This can be done from right inside your Divi Library or on a real page. Either will do. I am going to do this via the Divi Library because I haven’t started building my site yet. After navigating the the Divi Admin Tab, select the Divi Library link and choose to Add New.
Choose Your Settings – I named my module appropriately, told the library that I want to make a module, that I only want to include its Custom CSS tab, and I want it to be Global (in case I want to update my testimonial portrait filter in the future).
Submit & Configure – After submitting I am prompted to choose a module (I chose a testimonial module) and then I am immediately taken to the CSS tab since it is the only tab I chose to sync. After I place my css filter into the Testimonial Portrait field, I can Save and update my new library item.
Step 2. Add The Saved Library Element into a Layout
Since I created this module from within the Divi Library, I need to make a new page for my testimonials. I want to add three testimonials so I added my new global module into each column of a 3 column row.
Step 3. Save and Preview Your Awesome Work!
Reviewing & Modifying – After looking at these, I think that the images need a little more color, so I am going to decrease the filter level to 50%. All I have to do is open the settings of a testimonial module and change my filter amount to 0.5. Note that the CSS Tab is green, telling me that it is the only global tab in this module.

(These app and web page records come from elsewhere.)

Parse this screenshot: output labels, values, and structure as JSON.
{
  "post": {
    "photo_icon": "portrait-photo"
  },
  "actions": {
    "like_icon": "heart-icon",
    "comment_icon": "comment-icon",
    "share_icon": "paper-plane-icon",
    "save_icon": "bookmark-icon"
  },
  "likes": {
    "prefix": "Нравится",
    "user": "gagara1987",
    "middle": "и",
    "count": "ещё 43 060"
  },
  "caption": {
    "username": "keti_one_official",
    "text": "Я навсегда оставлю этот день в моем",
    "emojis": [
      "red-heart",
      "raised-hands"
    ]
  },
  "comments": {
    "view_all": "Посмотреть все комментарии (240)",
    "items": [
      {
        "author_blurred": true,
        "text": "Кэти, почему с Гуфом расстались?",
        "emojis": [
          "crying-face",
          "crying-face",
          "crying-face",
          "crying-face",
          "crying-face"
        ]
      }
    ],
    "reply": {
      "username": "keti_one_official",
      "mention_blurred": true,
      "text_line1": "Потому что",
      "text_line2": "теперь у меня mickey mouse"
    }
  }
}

After saving the module and updating my page, I can see that all instances of my global testimonial module have portrait images with a 50% grayscale filter. Beautiful.
All of The Above Without Ever Leaving Divi
It’s hard to believe we just did all of that with native Divi tools. This is only one example of how you can use Custom CSS and the Divi Library to improve your workflow. Not to mention being able to export your Divi Library for use on other websites.